Task description:
Go through the data and copy each line that holds "duration".

Dataset items

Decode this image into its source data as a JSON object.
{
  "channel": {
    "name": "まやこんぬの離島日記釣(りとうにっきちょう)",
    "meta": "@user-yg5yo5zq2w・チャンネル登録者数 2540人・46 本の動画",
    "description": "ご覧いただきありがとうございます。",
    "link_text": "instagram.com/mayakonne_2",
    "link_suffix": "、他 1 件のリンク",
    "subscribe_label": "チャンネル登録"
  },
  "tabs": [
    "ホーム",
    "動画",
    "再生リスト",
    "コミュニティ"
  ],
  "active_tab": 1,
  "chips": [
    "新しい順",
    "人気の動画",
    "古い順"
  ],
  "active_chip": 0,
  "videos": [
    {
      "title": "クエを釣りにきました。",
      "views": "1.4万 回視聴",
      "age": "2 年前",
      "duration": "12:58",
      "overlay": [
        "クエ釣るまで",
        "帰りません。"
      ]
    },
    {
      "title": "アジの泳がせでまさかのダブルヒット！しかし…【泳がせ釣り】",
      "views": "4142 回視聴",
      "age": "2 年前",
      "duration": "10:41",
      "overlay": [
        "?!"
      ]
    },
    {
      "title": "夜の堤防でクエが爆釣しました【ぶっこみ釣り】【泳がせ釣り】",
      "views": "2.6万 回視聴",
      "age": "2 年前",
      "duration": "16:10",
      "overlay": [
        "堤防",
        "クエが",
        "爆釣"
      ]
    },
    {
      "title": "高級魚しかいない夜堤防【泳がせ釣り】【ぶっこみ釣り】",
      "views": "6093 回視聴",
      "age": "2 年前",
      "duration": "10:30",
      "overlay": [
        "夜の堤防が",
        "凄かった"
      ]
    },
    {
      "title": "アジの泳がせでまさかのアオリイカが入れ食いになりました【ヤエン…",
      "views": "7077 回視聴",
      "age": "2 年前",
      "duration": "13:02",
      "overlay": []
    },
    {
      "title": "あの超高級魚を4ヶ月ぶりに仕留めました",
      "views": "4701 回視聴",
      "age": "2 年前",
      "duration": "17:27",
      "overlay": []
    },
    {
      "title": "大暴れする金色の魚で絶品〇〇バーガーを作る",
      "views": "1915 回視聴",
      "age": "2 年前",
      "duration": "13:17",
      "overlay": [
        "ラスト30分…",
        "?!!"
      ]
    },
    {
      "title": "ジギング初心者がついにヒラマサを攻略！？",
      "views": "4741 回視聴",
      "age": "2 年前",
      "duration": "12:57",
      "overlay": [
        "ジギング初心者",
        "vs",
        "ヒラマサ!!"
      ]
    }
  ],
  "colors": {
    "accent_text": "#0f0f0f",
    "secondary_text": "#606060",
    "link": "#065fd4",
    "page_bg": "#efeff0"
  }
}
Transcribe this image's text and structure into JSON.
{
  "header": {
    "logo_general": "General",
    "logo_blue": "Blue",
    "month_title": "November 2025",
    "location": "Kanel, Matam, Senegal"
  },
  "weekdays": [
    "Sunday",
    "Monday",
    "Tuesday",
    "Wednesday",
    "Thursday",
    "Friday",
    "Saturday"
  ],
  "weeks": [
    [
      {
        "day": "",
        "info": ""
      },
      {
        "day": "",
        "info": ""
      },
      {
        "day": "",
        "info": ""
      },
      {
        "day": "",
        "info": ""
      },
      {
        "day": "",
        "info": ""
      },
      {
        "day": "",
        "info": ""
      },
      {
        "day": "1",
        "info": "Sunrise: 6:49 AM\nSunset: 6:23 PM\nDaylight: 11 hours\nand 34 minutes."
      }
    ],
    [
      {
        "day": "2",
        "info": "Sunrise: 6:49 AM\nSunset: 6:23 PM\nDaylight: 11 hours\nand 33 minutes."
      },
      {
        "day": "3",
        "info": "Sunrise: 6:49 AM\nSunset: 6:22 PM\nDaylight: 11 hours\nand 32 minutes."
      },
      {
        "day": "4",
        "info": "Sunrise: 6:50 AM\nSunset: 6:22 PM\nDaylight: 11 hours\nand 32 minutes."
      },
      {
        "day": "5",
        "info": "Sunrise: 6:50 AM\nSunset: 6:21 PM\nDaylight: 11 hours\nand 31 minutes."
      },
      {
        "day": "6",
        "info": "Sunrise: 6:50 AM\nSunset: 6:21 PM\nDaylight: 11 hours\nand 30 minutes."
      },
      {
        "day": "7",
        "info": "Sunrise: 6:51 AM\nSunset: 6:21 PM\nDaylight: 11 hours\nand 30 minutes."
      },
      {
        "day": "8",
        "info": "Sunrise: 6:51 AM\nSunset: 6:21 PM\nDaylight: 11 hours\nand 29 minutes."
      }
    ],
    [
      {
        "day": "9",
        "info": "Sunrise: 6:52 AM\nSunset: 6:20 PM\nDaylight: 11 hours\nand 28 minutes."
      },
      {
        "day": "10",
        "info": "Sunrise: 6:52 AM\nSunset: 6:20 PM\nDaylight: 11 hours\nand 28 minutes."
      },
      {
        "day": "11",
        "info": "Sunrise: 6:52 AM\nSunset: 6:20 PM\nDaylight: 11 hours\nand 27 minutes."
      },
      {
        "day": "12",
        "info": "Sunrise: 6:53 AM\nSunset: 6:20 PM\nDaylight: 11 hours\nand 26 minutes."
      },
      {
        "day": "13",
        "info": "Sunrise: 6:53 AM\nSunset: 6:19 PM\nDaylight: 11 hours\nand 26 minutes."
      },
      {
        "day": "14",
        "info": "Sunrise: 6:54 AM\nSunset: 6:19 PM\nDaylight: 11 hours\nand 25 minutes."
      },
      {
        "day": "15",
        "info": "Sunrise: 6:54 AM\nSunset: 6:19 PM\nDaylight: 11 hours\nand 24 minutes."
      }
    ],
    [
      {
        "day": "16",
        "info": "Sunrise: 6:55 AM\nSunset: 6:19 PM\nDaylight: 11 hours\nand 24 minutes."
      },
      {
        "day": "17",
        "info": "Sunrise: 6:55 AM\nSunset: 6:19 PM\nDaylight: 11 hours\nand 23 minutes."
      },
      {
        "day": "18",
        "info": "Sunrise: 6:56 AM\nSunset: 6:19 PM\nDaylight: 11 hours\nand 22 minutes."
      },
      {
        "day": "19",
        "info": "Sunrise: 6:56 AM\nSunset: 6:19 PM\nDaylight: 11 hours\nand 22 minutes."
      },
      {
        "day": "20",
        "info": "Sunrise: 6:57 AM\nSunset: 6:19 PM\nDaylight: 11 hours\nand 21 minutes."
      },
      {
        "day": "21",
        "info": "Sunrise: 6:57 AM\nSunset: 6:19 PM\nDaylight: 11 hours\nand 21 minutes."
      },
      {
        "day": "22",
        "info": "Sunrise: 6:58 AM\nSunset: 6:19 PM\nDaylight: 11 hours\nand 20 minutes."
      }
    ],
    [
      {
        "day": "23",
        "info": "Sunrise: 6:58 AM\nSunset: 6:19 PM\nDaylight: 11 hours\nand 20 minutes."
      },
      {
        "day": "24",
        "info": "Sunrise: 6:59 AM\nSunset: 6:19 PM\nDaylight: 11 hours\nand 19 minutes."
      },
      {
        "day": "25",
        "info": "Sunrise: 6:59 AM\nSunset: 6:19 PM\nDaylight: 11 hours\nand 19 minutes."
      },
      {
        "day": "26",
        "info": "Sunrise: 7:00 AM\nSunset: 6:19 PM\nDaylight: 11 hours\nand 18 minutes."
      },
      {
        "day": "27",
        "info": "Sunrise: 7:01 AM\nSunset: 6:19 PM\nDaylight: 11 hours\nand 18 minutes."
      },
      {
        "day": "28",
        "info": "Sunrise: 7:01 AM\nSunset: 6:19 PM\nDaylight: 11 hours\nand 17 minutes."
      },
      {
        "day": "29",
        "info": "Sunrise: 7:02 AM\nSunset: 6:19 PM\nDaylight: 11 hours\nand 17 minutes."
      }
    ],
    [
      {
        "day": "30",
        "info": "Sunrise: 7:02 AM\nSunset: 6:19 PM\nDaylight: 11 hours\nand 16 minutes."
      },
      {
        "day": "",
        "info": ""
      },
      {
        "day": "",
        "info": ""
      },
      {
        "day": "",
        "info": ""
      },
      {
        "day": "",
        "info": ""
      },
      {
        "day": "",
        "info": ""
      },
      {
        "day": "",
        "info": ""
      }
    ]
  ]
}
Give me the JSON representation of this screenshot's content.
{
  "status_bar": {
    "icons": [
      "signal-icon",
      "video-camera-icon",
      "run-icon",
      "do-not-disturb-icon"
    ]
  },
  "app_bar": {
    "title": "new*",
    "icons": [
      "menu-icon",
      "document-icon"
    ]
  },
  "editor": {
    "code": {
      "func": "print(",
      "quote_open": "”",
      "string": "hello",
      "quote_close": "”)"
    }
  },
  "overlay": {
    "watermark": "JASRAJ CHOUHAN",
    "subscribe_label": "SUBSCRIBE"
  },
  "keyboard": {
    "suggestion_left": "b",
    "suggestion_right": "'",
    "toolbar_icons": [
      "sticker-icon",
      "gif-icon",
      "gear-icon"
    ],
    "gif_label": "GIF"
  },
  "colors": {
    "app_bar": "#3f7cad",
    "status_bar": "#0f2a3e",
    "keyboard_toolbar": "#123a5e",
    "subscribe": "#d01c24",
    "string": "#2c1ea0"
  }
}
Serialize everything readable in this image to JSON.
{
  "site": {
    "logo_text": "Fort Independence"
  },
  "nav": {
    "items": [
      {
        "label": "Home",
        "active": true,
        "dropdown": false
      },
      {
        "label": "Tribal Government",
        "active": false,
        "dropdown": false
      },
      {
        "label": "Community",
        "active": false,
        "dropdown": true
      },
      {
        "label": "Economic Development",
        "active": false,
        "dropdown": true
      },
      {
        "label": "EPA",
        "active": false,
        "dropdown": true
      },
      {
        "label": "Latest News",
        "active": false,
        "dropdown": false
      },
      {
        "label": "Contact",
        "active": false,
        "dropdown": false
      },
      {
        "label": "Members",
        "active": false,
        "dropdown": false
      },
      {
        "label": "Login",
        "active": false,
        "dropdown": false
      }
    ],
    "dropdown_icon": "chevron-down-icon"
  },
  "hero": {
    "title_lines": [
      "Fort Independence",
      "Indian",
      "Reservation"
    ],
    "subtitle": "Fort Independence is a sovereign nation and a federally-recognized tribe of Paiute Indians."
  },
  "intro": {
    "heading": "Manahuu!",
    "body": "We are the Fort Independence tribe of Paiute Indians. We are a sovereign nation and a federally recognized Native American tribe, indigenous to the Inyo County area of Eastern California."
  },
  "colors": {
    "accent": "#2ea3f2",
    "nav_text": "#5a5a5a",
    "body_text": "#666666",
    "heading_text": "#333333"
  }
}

Exercise solution:
      "duration": "12:58",
      "duration": "10:41",
      "duration": "16:10",
      "duration": "10:30",
      "duration": "13:02",
      "duration": "17:27",
      "duration": "13:17",
      "duration": "12:57",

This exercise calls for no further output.